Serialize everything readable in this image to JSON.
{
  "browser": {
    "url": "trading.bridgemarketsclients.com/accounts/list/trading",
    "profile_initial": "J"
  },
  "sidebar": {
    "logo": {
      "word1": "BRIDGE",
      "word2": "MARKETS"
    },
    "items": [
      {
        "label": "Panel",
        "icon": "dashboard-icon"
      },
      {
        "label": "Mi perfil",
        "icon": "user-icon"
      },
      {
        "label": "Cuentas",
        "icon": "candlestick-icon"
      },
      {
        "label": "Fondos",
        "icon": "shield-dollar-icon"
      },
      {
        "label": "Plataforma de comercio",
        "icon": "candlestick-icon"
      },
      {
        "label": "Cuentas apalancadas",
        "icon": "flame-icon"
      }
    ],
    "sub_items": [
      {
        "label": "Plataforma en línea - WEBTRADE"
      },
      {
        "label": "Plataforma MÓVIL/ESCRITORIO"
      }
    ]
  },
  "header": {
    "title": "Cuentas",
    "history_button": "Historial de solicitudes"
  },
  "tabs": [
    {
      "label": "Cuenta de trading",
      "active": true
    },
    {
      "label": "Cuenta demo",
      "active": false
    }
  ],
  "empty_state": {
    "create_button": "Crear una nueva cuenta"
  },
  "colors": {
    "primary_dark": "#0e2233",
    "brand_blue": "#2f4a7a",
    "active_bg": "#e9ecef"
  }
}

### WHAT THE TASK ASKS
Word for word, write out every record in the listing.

### WRITTEN SOLUTION
Serialize everything readable in this image to JSON.
{
  "browser": {
    "url": "trading.bridgemarketsclients.com/accounts/list/trading",
    "profile_initial": "J"
  },
  "sidebar": {
    "logo": {
      "word1": "BRIDGE",
      "word2": "MARKETS"
    },
    "items": [
      {
        "label": "Panel",
        "icon": "dashboard-icon"
      },
      {
        "label": "Mi perfil",
        "icon": "user-icon"
      },
      {
        "label": "Cuentas",
        "icon": "candlestick-icon"
      },
      {
        "label": "Fondos",
        "icon": "shield-dollar-icon"
      },
      {
        "label": "Plataforma de comercio",
        "icon": "candlestick-icon"
      },
      {
        "label": "Cuentas apalancadas",
        "icon": "flame-icon"
      }
    ],
    "sub_items": [
      {
        "label": "Plataforma en línea - WEBTRADE"
      },
      {
        "label": "Plataforma MÓVIL/ESCRITORIO"
      }
    ]
  },
  "header": {
    "title": "Cuentas",
    "history_button": "Historial de solicitudes"
  },
  "tabs": [
    {
      "label": "Cuenta de trading",
      "active": true
    },
    {
      "label": "Cuenta demo",
      "active": false
    }
  ],
  "empty_state": {
    "create_button": "Crear una nueva cuenta"
  },
  "colors": {
    "primary_dark": "#0e2233",
    "brand_blue": "#2f4a7a",
    "active_bg": "#e9ecef"
  }
}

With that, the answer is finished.